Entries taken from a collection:
----

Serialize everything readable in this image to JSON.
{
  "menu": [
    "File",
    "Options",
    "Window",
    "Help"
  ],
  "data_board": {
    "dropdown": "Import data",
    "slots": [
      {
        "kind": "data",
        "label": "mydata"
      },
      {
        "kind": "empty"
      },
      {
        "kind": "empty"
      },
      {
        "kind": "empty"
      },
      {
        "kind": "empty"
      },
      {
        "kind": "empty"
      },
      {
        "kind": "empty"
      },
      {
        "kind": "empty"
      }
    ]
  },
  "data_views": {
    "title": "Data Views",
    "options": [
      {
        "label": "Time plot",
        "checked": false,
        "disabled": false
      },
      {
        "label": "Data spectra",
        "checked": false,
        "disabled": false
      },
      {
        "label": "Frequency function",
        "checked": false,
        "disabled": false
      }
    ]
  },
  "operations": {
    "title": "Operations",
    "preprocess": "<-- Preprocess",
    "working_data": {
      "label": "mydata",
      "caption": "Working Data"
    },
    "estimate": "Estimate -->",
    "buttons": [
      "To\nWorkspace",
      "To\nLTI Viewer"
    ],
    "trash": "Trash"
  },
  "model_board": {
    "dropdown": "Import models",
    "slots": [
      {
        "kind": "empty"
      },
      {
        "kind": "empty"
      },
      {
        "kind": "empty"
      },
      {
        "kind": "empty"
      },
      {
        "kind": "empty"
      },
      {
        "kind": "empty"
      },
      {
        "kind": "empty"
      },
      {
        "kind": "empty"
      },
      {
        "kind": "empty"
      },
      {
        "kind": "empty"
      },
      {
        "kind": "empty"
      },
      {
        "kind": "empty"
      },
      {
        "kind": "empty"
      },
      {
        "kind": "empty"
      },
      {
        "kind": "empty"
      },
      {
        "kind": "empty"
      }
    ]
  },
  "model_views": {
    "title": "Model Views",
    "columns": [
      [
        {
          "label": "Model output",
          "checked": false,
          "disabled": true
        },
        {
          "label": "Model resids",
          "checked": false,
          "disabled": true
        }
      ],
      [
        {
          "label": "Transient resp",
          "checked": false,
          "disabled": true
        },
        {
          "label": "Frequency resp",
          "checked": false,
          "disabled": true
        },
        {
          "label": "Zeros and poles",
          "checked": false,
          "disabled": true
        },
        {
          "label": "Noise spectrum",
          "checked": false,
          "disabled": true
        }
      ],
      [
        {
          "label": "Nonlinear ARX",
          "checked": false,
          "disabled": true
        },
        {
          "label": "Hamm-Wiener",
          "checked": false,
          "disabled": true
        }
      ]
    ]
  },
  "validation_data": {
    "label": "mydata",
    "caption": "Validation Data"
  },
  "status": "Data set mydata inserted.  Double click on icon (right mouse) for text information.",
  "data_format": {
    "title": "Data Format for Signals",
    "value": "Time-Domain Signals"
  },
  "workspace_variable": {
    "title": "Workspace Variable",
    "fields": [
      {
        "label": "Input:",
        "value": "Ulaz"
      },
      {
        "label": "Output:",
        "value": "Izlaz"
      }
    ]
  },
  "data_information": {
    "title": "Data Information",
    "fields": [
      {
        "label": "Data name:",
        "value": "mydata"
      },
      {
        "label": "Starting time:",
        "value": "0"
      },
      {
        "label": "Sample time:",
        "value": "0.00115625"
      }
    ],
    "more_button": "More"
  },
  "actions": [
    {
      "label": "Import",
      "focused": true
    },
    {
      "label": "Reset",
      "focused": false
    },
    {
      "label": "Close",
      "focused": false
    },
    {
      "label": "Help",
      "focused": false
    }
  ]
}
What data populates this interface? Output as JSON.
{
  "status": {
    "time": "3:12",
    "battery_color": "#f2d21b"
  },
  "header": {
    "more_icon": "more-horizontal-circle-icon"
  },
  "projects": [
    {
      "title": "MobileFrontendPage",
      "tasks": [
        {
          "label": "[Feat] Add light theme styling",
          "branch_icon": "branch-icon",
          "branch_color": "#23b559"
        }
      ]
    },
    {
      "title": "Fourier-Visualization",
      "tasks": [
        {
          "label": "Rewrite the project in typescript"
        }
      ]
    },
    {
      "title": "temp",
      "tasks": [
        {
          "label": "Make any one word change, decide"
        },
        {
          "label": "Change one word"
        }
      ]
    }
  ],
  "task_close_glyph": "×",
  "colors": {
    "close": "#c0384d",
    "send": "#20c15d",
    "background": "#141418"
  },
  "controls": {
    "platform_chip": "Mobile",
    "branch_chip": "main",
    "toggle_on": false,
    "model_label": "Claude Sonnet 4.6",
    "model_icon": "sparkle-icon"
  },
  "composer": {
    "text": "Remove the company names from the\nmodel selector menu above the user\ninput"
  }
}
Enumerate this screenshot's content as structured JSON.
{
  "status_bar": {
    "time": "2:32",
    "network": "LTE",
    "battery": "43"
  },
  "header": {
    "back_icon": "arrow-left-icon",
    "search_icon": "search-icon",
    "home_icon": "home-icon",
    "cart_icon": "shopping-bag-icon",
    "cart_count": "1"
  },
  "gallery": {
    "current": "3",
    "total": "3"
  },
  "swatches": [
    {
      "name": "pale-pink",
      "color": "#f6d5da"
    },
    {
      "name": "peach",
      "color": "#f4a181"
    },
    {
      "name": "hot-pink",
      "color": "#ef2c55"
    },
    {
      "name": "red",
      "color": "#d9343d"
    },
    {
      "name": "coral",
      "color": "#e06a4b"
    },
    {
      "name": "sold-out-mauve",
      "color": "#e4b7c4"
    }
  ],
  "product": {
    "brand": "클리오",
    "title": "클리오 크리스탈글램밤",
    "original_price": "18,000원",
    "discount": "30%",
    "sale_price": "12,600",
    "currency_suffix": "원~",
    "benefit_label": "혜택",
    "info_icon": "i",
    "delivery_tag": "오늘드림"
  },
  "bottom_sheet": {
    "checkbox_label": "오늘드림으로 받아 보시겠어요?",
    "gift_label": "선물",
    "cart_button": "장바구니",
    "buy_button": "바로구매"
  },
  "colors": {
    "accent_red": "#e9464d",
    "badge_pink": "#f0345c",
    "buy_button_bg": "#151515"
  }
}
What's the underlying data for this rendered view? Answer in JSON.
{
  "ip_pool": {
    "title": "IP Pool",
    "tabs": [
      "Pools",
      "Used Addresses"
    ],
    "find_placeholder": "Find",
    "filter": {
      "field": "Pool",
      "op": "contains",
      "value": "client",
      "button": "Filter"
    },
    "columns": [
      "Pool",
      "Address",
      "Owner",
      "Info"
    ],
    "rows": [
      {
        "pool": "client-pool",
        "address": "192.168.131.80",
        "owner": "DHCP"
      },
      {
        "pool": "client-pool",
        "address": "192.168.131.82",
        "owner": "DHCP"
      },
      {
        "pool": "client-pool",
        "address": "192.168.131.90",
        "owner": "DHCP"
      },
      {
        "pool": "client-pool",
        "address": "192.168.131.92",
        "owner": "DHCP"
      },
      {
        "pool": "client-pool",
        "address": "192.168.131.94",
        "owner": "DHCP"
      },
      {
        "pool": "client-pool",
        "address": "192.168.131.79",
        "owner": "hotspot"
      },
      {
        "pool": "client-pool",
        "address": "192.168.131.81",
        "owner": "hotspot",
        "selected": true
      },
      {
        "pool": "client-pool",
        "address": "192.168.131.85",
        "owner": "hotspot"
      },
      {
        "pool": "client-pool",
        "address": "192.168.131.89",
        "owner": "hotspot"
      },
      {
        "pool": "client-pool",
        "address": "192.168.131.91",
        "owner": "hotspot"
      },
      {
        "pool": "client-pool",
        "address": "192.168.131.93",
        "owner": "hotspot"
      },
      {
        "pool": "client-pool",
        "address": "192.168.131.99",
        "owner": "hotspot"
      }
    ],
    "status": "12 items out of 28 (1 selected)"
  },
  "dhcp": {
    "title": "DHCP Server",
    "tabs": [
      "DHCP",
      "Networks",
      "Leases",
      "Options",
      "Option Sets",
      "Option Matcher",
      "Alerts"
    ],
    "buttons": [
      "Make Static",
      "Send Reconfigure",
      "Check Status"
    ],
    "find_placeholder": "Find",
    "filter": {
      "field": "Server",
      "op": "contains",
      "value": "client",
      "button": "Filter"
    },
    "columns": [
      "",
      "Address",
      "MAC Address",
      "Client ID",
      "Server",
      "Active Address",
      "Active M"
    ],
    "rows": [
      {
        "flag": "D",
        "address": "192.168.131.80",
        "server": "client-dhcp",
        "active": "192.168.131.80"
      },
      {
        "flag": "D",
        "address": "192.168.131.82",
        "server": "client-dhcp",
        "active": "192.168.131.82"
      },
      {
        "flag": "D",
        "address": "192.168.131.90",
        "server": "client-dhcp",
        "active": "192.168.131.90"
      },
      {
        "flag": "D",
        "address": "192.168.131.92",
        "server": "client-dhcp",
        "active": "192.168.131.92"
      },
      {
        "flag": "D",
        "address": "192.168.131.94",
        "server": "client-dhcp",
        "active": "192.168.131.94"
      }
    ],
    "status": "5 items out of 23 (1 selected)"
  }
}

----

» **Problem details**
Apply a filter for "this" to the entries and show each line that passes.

» **Expected answer**
Serialize everything readable in this image to JSON.
What data populates this interface? Output as JSON.
Enumerate this screenshot's content as structured JSON.
What's the underlying data for this rendered view? Answer in JSON.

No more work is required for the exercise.